When faced with an issue of releasing a software product in China, can you brainstorm other revenue streams to dodge the nearly 100 percent piracy rate? People skills. Being good with people is more than just being likable (though that’s certainly part of it). It’s also about reading people, knowing how to encourage them, and knowing when you might be pushing them too hard.
Those who are especially good with people may fi nd themselves well suited for management positions. Most people’s college majors have little to do with their eventual career path, so don’t feel constrained by your major. Your skill set is so much more than your raw factual knowledge. Analyze your success and failures.
Think through actual projects or jobs where you’ve been particularly happy or unhappy. What was it that made the difference? The answers to these questions will help point you in the right direction. And You’re on Your Way . . . On my last day at Google, I packed up my final belongings in a single box and was reminded of everything that’s great about tech companies.
My teammates had decorated every inch of my desk with pink tissue paper. Even the bottle caps, which we used to pelt each other with, were individually wrapped. Rather than leaving a gap in the tissue paper for my monitor screen, they had taped up a printout of my Facebook page—only they had replaced my smiling face with a Photoshopped picture of me in a princess dress.
With wings. They must have spent hours doing this, but no one would have batted an eye. This sort of prank is normal for the cultures of most tech companies.
No one batted an eye, either, at having a few cocktails to celebrate my last day.

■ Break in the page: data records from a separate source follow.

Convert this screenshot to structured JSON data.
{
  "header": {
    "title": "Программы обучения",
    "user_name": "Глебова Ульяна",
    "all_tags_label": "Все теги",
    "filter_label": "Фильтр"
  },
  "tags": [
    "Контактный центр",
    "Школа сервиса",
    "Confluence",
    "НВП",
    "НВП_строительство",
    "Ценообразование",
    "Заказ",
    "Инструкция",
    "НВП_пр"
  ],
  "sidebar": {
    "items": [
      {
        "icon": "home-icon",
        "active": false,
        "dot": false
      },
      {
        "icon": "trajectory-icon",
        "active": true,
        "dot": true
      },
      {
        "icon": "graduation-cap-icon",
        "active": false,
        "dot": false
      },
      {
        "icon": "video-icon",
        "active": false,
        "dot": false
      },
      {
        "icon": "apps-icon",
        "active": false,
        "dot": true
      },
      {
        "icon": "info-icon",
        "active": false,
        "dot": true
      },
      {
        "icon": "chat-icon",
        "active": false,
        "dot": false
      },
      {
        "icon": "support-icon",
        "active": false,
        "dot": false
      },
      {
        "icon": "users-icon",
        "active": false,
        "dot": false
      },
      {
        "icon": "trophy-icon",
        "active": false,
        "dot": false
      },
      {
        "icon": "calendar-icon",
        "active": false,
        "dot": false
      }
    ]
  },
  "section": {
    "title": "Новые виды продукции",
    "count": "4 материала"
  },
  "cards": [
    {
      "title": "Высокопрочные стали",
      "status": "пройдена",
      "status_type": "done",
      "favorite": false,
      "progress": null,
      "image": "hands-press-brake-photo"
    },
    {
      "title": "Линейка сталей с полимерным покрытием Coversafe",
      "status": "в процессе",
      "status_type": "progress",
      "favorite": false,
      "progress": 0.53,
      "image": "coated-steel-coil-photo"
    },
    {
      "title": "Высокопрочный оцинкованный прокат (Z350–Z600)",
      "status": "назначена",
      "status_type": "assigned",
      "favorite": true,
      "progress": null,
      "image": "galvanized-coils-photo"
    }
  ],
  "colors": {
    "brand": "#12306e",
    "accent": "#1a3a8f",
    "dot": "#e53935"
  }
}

I lined up a drink shaker, a few fl avors of Absolut, and mixers that were borrowed from the company fridge. I began taking orders. Just because it was my last day didn’t mean that I was not going to contribute some good, honest work.
I spent my fi nal day (pre-cocktails, of course) preparing a document about my work to facilitate someone else taking over my responsibilities. I explained the current progress, challenges, and the relationship with our external partners.
I knew that I had contributed tangible value to the team, and to the company. One day, our I’d-tell-you-but-I’d-have-to-kill-you product would launch, and I couldn’t wait for that day to come.
People stopped by regularly to wish me well and ask me what I was off to next. The truth is, other than a vacation to Costa Rica, I didn’t know.
I wanted to set aside some time to travel, something that I didn’t get the chance to do after college, and then I would look for opportunities at start-ups. They said to keep in touch, and they meant it. A few suggested that they, too, were considering leaving and wanted me to let them know what I was up to.
Hint, hint? As much I enjoyed my experience at Google, and at Microsoft and Apple, I knew that I’d never return to a big company.
They had helped grow me as an engineer and as a businessperson, and had given me the credibility to work almost anywhere, but I knew that I belonged at a smaller company. I bade them all farewell, and went on my way. Never failing to have the last word, though, my teammates left me with a fi nal remainder of my days with them.
They snuck an annoyatron—a tiny device that emits beeps at random for the sole purpose of driving someone crazy—into my car. I drove for months unsure of what the beeps meant and if my car was on the verge of breaking down.
Finally, I found the gadget affi xed to the underside of my seat, and recognized it immediately. I had started the Battle of the Annoyatrons months earlier, and they had ended with a simple act on my fi nal day. Touché, team, touché